I skipped any content that was simply too difficult for me to translate. Entire sections of the paper were dropped. To fill the space, I inserted personal stories. It actually felt kinda okay, as the paper centered on the repatriate lives of Judeans as they returned from exile, and I am in the midst of my own repatriate experience. In addition, the room was filled with professors who had studied abroad for years, then returned to Korea. So in the midst of awkwardly stumbling over the text of Ezra-Nehemiah and Persian political history, I would share brief anecdotes about my own family repatriate experience. I talked about my kids’ interaction with other neighborhood children, or trying to figure out the Korean health care system, or my seven (!) trips to the immigration office to register our family as foreigners. 

And from my limited perspective, some surprising things happened:
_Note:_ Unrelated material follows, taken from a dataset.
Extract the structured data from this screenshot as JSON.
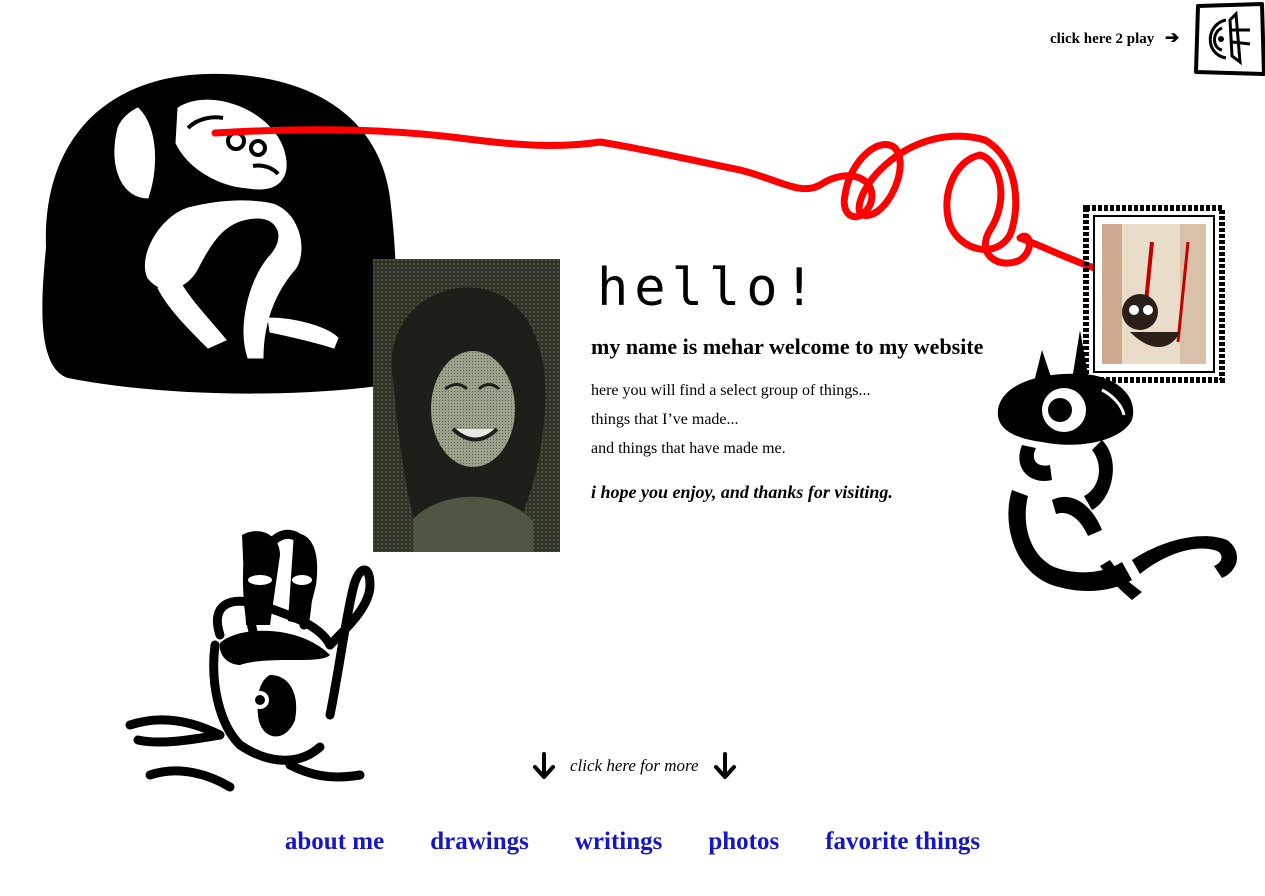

I felt more engaged with the audience.
Going off script meant that I made eye contact with almost everyone. Part of my feeling engaged may be because Koreans tend to be more attentive and respectful to professors, but I sensed that they were genuinely interested in the life of a repatriate Korean American family. 

I was more relaxed and natural.
In the first two minutes of the presentation, I looked like a marathon runner during the twenty-sixth mile. But as I settled down through “easy Korean” stories, delivery of the content felt authentic. 

They really weren’t interested in theories of social memory…
or post-exilic textual criticism…or Persian period archaeology. I wonder how many times I treat my students like academic colleagues.

They were interested in my story.
In this context, sharing my story allowed the audience to open up and convey their own related experiences. One woman had just returned to Seoul after living in Japan for twenty-three years. Another spoke of her service between first- and second-generation Koreans.

I’m not so self-absorbed to think that all of my students are dying to know about me. But I am reminded that as professors, the knowledge that we present is inextricably tied to our personhood. For this particular lecture, my forced language adjustment was an embodiment of the scholarship in Ezra-Nehemiah that I was trying to share.

Hopefully, it will not take a major linguistic crisis for me to remember this next time. At the very least, my first academic presentation in Korean gives me one more story to add to my narrative.